┌──

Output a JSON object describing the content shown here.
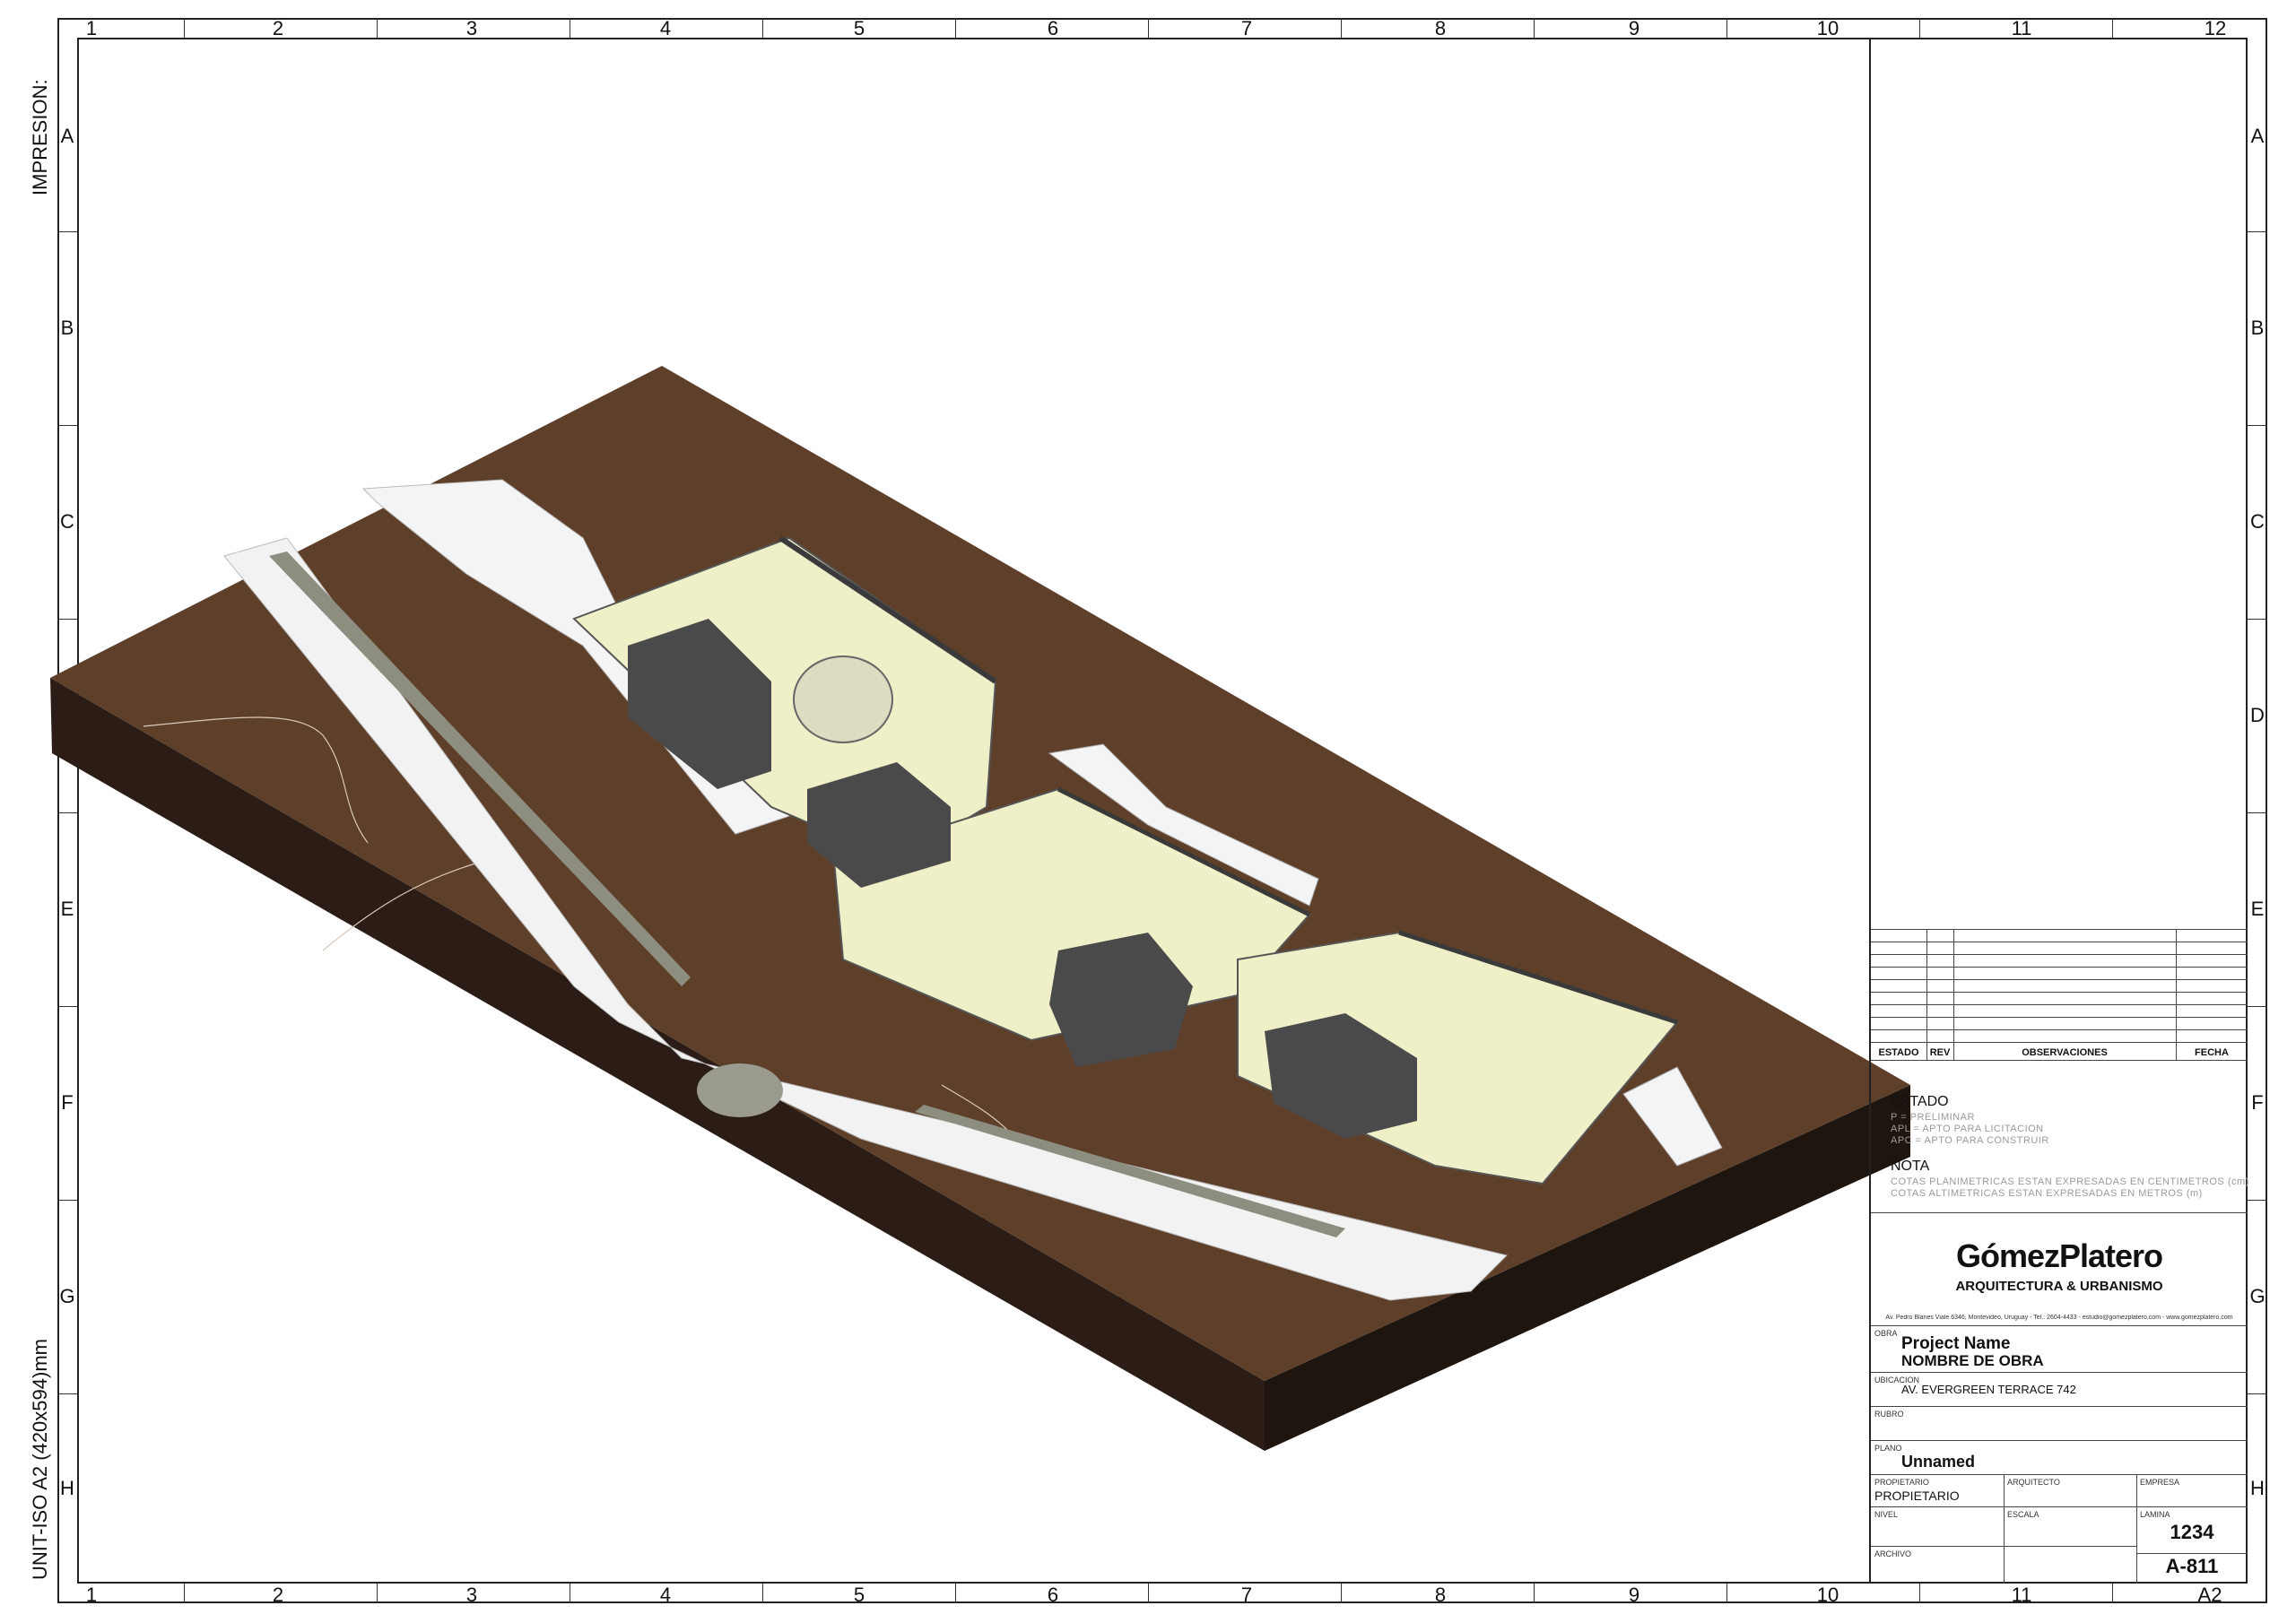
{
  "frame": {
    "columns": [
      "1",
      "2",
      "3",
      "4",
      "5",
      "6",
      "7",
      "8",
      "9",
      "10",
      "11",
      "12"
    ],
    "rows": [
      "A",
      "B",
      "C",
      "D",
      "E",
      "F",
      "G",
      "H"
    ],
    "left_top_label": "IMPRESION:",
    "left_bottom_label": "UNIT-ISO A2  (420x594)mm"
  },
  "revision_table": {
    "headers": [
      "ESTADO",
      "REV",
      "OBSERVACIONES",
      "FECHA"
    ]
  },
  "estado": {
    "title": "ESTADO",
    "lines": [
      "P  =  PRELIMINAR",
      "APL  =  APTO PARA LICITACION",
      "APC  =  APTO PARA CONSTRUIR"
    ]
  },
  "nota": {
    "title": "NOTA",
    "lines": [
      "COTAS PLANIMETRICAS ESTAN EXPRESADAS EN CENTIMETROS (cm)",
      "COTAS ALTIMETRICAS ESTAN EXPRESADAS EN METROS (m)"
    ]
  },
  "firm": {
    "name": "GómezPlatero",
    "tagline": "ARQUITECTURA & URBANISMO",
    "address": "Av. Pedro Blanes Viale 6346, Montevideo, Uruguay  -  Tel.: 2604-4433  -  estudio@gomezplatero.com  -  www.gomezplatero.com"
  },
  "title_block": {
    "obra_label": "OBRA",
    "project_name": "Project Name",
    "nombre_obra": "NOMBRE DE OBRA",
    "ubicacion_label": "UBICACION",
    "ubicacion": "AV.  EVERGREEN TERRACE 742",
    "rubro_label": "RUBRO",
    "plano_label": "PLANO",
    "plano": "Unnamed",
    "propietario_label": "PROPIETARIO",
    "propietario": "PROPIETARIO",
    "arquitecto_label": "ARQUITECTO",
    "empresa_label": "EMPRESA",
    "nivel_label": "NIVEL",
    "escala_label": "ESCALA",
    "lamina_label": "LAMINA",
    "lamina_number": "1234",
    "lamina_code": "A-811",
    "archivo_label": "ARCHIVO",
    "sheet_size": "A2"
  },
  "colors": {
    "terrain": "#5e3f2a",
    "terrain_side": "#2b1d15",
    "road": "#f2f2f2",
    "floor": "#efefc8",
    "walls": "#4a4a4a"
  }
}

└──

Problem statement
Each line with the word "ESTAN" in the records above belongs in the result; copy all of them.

Response
      "COTAS PLANIMETRICAS ESTAN EXPRESADAS EN CENTIMETROS (cm)",
      "COTAS ALTIMETRICAS ESTAN EXPRESADAS EN METROS (m)"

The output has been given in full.